*What this task involves*:
This exercise calls for retyping every line below exactly, with the images omitted.

*Information shown*:

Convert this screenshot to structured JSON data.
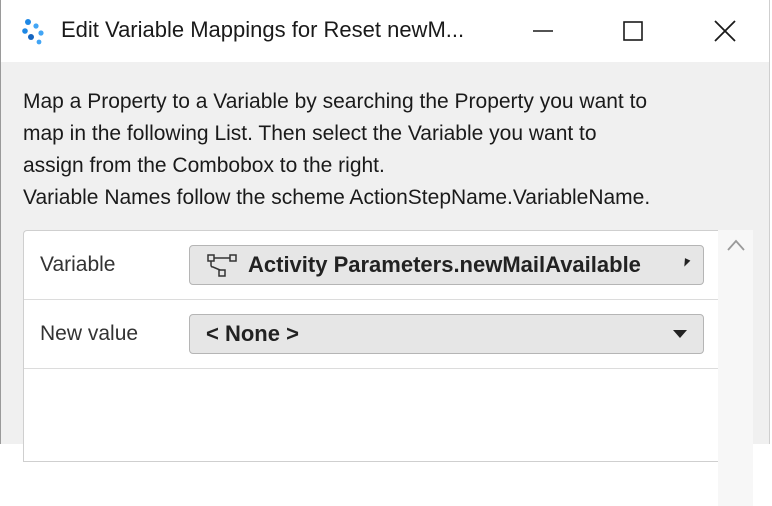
{
  "window": {
    "title": "Edit Variable Mappings for Reset newM...",
    "icon": "app-logo-icon",
    "controls": [
      "minimize-icon",
      "maximize-icon",
      "close-icon"
    ]
  },
  "description": {
    "lines": [
      "Map a Property to a Variable by searching the Property you want to",
      "map in the following List. Then select the Variable you want to",
      "assign from the Combobox to the right.",
      "Variable Names follow the scheme ActionStepName.VariableName."
    ]
  },
  "grid": {
    "rows": [
      {
        "label": "Variable",
        "value": "Activity Parameters.newMailAvailable",
        "icon": "variable-node-icon"
      },
      {
        "label": "New value",
        "value": "< None >"
      }
    ]
  },
  "scrollbar": {
    "up_icon": "chevron-up-icon"
  }
}
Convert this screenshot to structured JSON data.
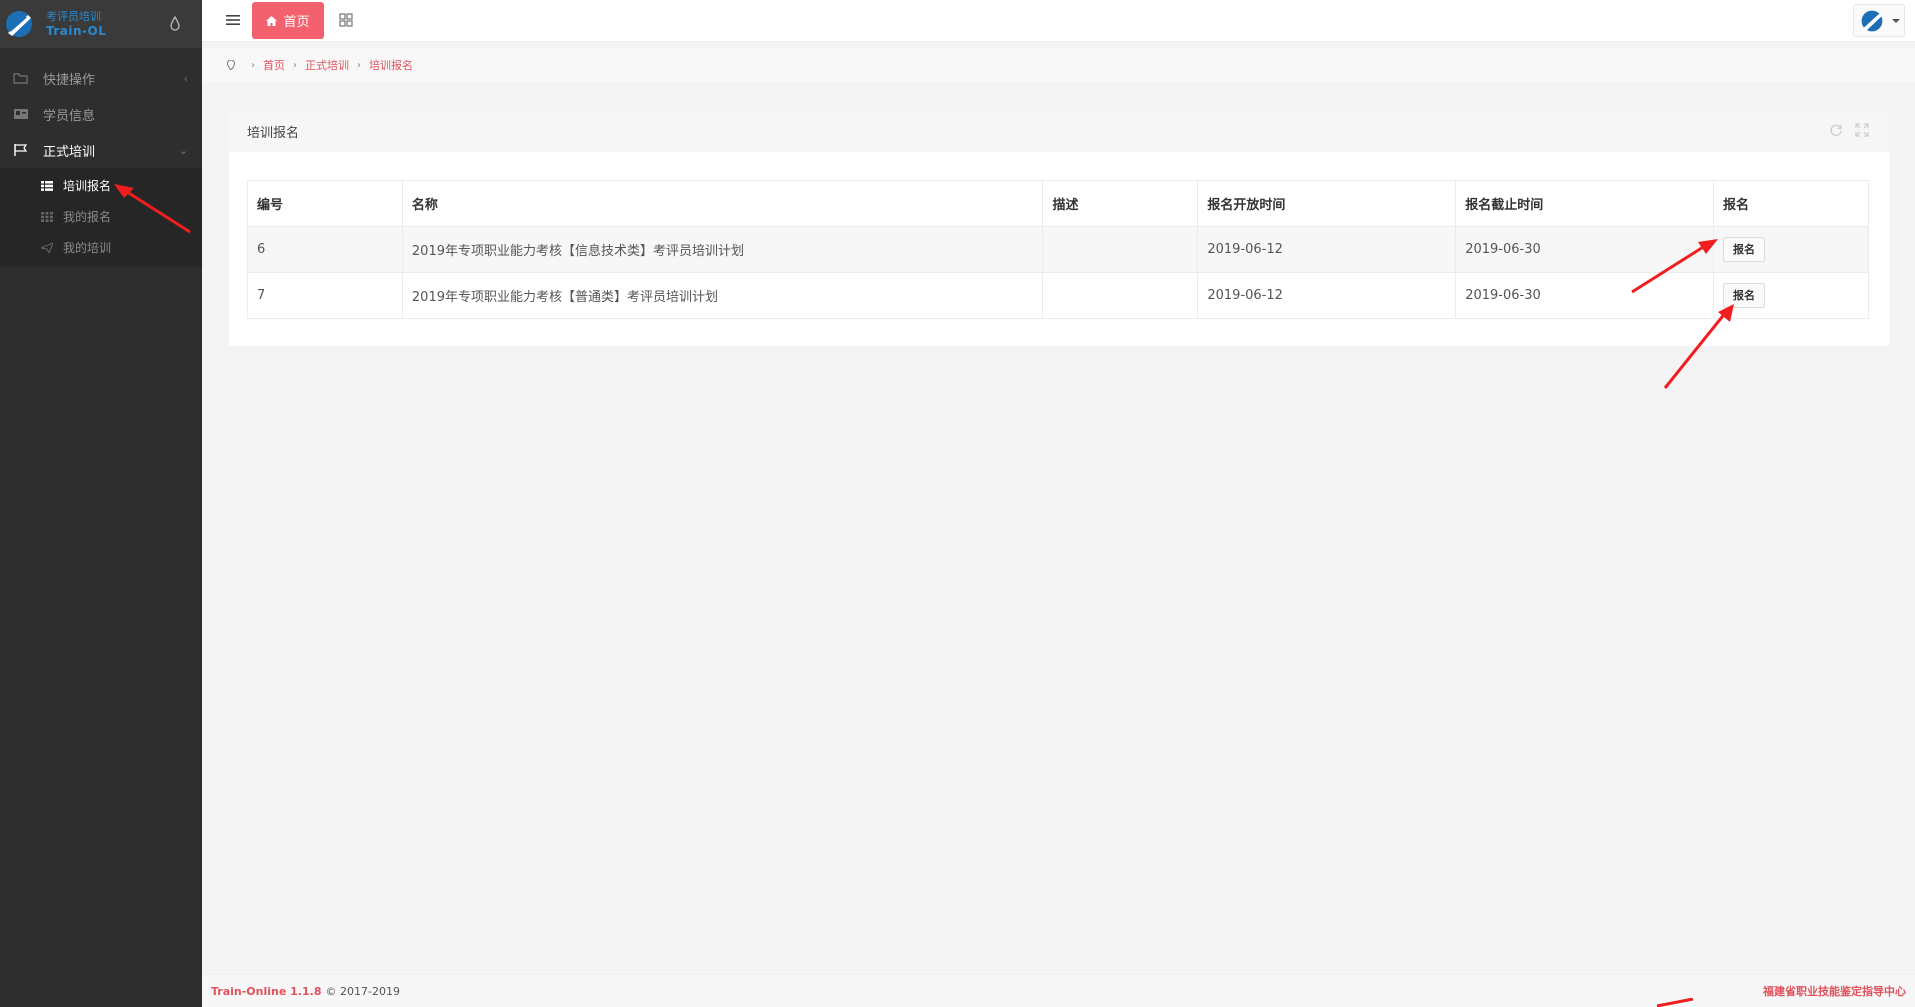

*Expected answer*:
Convert this screenshot to structured JSON data.
{
  "window": {
    "title": "Edit Variable Mappings for Reset newM...",
    "icon": "app-logo-icon",
    "controls": [
      "minimize-icon",
      "maximize-icon",
      "close-icon"
    ]
  },
  "description": {
    "lines": [
      "Map a Property to a Variable by searching the Property you want to",
      "map in the following List. Then select the Variable you want to",
      "assign from the Combobox to the right.",
      "Variable Names follow the scheme ActionStepName.VariableName."
    ]
  },
  "grid": {
    "rows": [
      {
        "label": "Variable",
        "value": "Activity Parameters.newMailAvailable",
        "icon": "variable-node-icon"
      },
      {
        "label": "New value",
        "value": "< None >"
      }
    ]
  },
  "scrollbar": {
    "up_icon": "chevron-up-icon"
  }
}
Convert this screenshot to structured JSON data.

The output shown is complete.